++++ MATERIAL FOR THIS EXERCISE
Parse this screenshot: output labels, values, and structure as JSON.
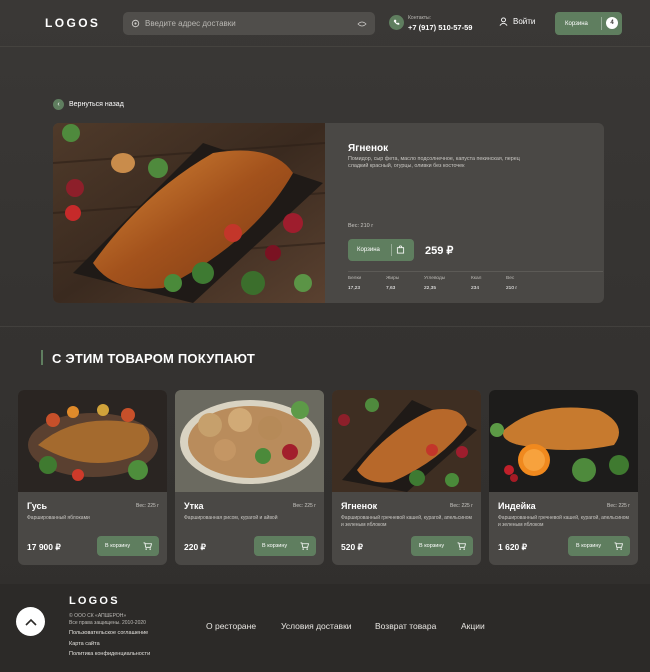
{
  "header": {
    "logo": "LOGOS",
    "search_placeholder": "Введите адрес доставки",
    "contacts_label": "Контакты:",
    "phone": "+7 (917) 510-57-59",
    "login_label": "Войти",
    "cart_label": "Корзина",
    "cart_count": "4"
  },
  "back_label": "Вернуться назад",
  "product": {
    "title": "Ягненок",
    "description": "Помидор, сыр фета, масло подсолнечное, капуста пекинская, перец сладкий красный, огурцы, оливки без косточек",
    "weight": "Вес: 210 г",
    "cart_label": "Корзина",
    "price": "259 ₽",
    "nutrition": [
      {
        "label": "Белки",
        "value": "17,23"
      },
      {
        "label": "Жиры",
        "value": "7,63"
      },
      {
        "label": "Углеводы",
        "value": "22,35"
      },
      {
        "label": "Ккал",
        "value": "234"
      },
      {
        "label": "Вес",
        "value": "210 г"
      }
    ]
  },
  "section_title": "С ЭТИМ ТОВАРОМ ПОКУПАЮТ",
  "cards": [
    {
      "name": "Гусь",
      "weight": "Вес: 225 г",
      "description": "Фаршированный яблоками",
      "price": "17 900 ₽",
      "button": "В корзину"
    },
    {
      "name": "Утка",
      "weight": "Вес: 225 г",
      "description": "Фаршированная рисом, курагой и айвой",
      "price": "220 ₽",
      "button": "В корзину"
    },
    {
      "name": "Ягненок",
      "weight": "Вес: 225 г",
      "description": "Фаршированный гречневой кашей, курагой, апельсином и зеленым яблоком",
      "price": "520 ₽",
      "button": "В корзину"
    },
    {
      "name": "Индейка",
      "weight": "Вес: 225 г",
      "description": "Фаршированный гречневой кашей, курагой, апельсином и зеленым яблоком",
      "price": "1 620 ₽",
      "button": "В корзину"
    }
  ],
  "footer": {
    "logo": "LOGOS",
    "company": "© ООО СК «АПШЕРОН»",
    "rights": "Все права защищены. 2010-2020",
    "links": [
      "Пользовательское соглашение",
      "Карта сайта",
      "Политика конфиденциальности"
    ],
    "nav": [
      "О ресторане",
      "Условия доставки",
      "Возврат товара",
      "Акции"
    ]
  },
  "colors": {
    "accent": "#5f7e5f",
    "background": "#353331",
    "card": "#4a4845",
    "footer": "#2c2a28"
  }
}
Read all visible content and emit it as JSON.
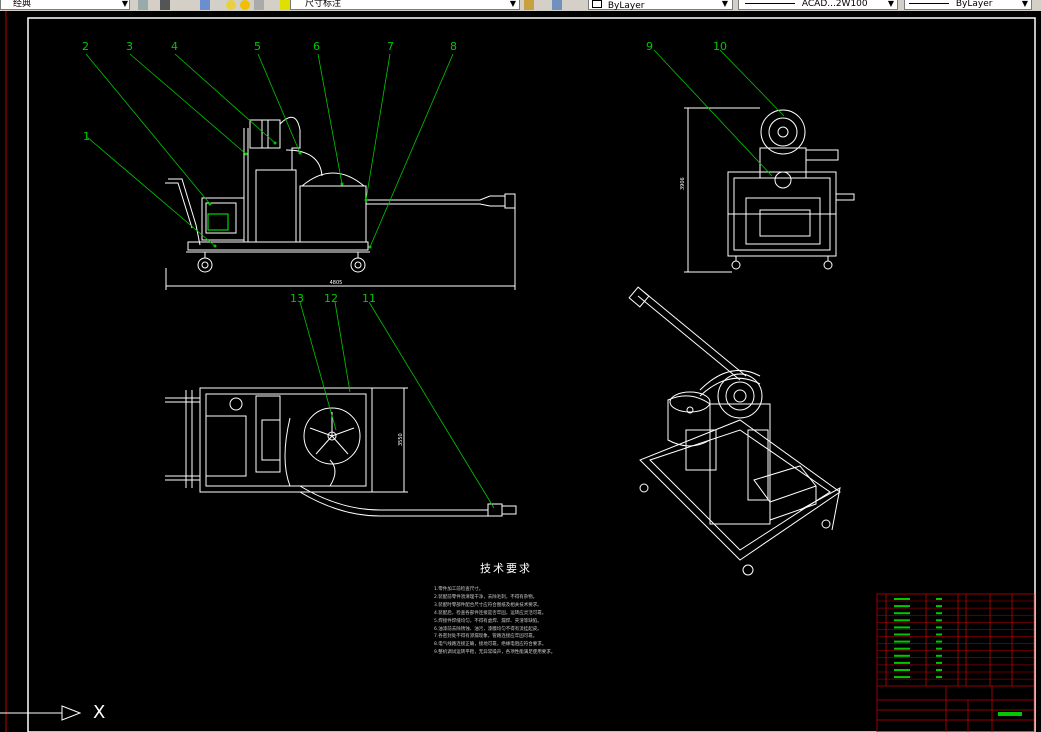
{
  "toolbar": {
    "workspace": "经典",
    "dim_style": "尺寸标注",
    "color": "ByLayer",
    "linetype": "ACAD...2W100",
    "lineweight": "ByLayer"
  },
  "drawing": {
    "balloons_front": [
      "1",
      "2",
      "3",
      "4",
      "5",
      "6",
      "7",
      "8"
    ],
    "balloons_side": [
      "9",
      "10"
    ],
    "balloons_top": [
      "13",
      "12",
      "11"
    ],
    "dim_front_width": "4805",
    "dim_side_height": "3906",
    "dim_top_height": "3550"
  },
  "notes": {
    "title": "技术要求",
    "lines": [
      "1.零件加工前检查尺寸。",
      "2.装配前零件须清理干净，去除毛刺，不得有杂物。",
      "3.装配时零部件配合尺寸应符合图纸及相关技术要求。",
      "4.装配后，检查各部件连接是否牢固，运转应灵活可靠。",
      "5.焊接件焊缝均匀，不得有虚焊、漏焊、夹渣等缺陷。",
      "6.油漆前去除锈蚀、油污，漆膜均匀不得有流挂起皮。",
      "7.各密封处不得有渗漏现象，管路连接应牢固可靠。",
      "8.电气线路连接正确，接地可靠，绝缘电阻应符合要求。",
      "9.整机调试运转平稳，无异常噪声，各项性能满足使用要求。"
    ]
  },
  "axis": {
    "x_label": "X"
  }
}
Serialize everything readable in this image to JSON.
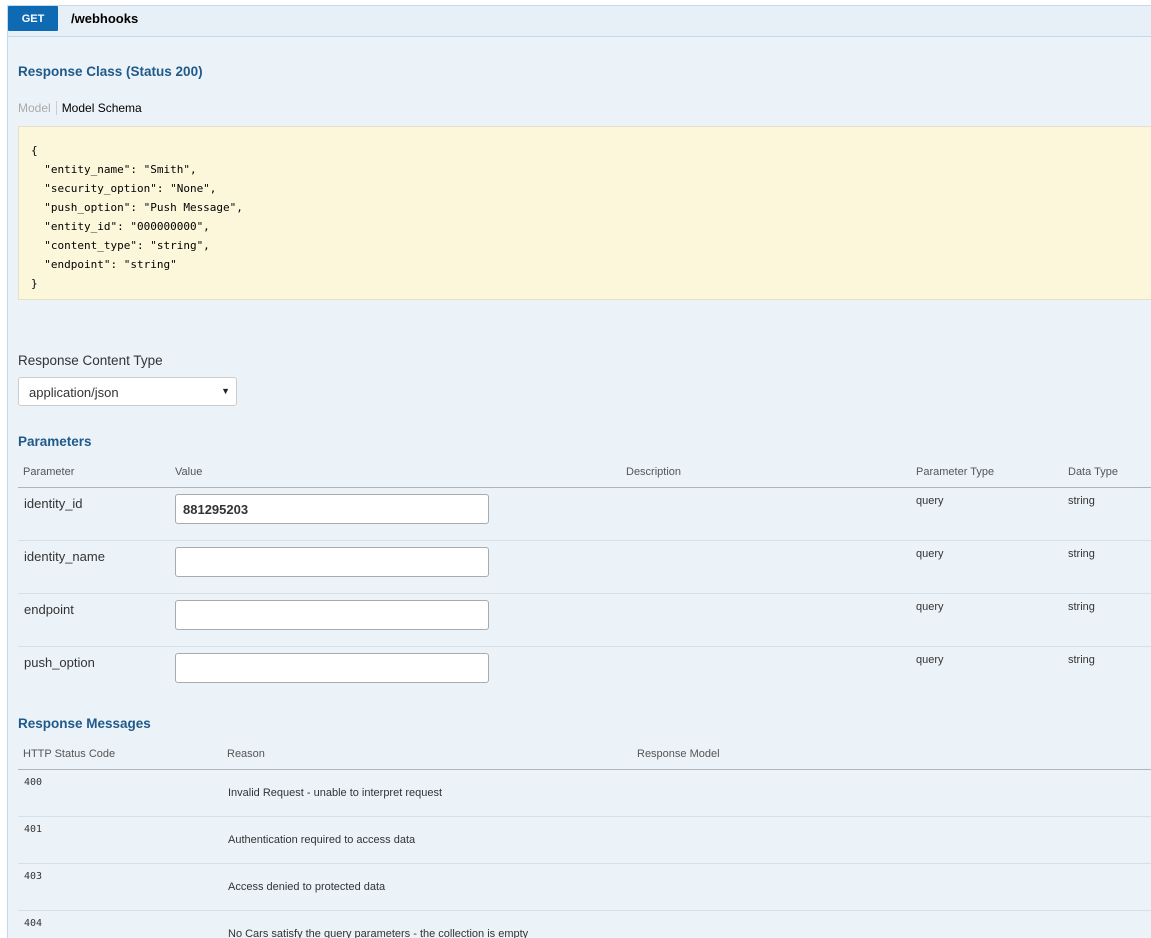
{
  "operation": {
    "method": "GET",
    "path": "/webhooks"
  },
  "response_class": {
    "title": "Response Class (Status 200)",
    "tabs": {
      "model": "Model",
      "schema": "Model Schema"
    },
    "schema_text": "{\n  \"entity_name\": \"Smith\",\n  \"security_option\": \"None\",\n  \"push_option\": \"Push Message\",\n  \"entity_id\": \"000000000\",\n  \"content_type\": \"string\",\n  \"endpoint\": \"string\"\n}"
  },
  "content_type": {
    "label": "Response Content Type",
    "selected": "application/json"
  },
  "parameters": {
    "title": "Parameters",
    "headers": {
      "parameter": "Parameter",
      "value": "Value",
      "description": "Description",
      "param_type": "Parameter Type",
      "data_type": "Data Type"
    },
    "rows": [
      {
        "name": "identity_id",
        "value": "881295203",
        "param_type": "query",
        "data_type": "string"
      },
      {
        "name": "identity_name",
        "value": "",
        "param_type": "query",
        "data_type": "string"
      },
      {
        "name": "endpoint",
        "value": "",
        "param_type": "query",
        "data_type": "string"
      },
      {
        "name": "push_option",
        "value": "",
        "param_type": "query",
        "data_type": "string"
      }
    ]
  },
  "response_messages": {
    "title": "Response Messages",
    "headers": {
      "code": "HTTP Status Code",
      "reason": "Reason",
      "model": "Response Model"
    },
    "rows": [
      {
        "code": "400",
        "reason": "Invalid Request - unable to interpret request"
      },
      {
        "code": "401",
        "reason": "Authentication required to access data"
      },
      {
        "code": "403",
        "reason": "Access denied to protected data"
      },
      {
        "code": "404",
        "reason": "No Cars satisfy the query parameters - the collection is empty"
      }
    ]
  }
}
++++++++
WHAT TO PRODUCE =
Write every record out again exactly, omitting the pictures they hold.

OUTPUT OF THE EXERCISE =
Parse this screenshot: output labels, values, and structure as JSON.
{
  "header": {
    "logo": "LOGOS",
    "search_placeholder": "Введите адрес доставки",
    "contacts_label": "Контакты:",
    "phone": "+7 (917) 510-57-59",
    "login_label": "Войти",
    "cart_label": "Корзина",
    "cart_count": "4"
  },
  "back_label": "Вернуться назад",
  "product": {
    "title": "Ягненок",
    "description": "Помидор, сыр фета, масло подсолнечное, капуста пекинская, перец сладкий красный, огурцы, оливки без косточек",
    "weight": "Вес: 210 г",
    "cart_label": "Корзина",
    "price": "259 ₽",
    "nutrition": [
      {
        "label": "Белки",
        "value": "17,23"
      },
      {
        "label": "Жиры",
        "value": "7,63"
      },
      {
        "label": "Углеводы",
        "value": "22,35"
      },
      {
        "label": "Ккал",
        "value": "234"
      },
      {
        "label": "Вес",
        "value": "210 г"
      }
    ]
  },
  "section_title": "С ЭТИМ ТОВАРОМ ПОКУПАЮТ",
  "cards": [
    {
      "name": "Гусь",
      "weight": "Вес: 225 г",
      "description": "Фаршированный яблоками",
      "price": "17 900 ₽",
      "button": "В корзину"
    },
    {
      "name": "Утка",
      "weight": "Вес: 225 г",
      "description": "Фаршированная рисом, курагой и айвой",
      "price": "220 ₽",
      "button": "В корзину"
    },
    {
      "name": "Ягненок",
      "weight": "Вес: 225 г",
      "description": "Фаршированный гречневой кашей, курагой, апельсином и зеленым яблоком",
      "price": "520 ₽",
      "button": "В корзину"
    },
    {
      "name": "Индейка",
      "weight": "Вес: 225 г",
      "description": "Фаршированный гречневой кашей, курагой, апельсином и зеленым яблоком",
      "price": "1 620 ₽",
      "button": "В корзину"
    }
  ],
  "footer": {
    "logo": "LOGOS",
    "company": "© ООО СК «АПШЕРОН»",
    "rights": "Все права защищены. 2010-2020",
    "links": [
      "Пользовательское соглашение",
      "Карта сайта",
      "Политика конфиденциальности"
    ],
    "nav": [
      "О ресторане",
      "Условия доставки",
      "Возврат товара",
      "Акции"
    ]
  },
  "colors": {
    "accent": "#5f7e5f",
    "background": "#353331",
    "card": "#4a4845",
    "footer": "#2c2a28"
  }
}
Read all visible content and emit it as JSON.
{
  "toolbar": {
    "workspace": "经典",
    "dim_style": "尺寸标注",
    "color": "ByLayer",
    "linetype": "ACAD...2W100",
    "lineweight": "ByLayer"
  },
  "drawing": {
    "balloons_front": [
      "1",
      "2",
      "3",
      "4",
      "5",
      "6",
      "7",
      "8"
    ],
    "balloons_side": [
      "9",
      "10"
    ],
    "balloons_top": [
      "13",
      "12",
      "11"
    ],
    "dim_front_width": "4805",
    "dim_side_height": "3906",
    "dim_top_height": "3550"
  },
  "notes": {
    "title": "技术要求",
    "lines": [
      "1.零件加工前检查尺寸。",
      "2.装配前零件须清理干净，去除毛刺，不得有杂物。",
      "3.装配时零部件配合尺寸应符合图纸及相关技术要求。",
      "4.装配后，检查各部件连接是否牢固，运转应灵活可靠。",
      "5.焊接件焊缝均匀，不得有虚焊、漏焊、夹渣等缺陷。",
      "6.油漆前去除锈蚀、油污，漆膜均匀不得有流挂起皮。",
      "7.各密封处不得有渗漏现象，管路连接应牢固可靠。",
      "8.电气线路连接正确，接地可靠，绝缘电阻应符合要求。",
      "9.整机调试运转平稳，无异常噪声，各项性能满足使用要求。"
    ]
  },
  "axis": {
    "x_label": "X"
  }
}
Serialize everything readable in this image to JSON.
{
  "operation": {
    "method": "GET",
    "path": "/webhooks"
  },
  "response_class": {
    "title": "Response Class (Status 200)",
    "tabs": {
      "model": "Model",
      "schema": "Model Schema"
    },
    "schema_text": "{\n  \"entity_name\": \"Smith\",\n  \"security_option\": \"None\",\n  \"push_option\": \"Push Message\",\n  \"entity_id\": \"000000000\",\n  \"content_type\": \"string\",\n  \"endpoint\": \"string\"\n}"
  },
  "content_type": {
    "label": "Response Content Type",
    "selected": "application/json"
  },
  "parameters": {
    "title": "Parameters",
    "headers": {
      "parameter": "Parameter",
      "value": "Value",
      "description": "Description",
      "param_type": "Parameter Type",
      "data_type": "Data Type"
    },
    "rows": [
      {
        "name": "identity_id",
        "value": "881295203",
        "param_type": "query",
        "data_type": "string"
      },
      {
        "name": "identity_name",
        "value": "",
        "param_type": "query",
        "data_type": "string"
      },
      {
        "name": "endpoint",
        "value": "",
        "param_type": "query",
        "data_type": "string"
      },
      {
        "name": "push_option",
        "value": "",
        "param_type": "query",
        "data_type": "string"
      }
    ]
  },
  "response_messages": {
    "title": "Response Messages",
    "headers": {
      "code": "HTTP Status Code",
      "reason": "Reason",
      "model": "Response Model"
    },
    "rows": [
      {
        "code": "400",
        "reason": "Invalid Request - unable to interpret request"
      },
      {
        "code": "401",
        "reason": "Authentication required to access data"
      },
      {
        "code": "403",
        "reason": "Access denied to protected data"
      },
      {
        "code": "404",
        "reason": "No Cars satisfy the query parameters - the collection is empty"
      }
    ]
  }
}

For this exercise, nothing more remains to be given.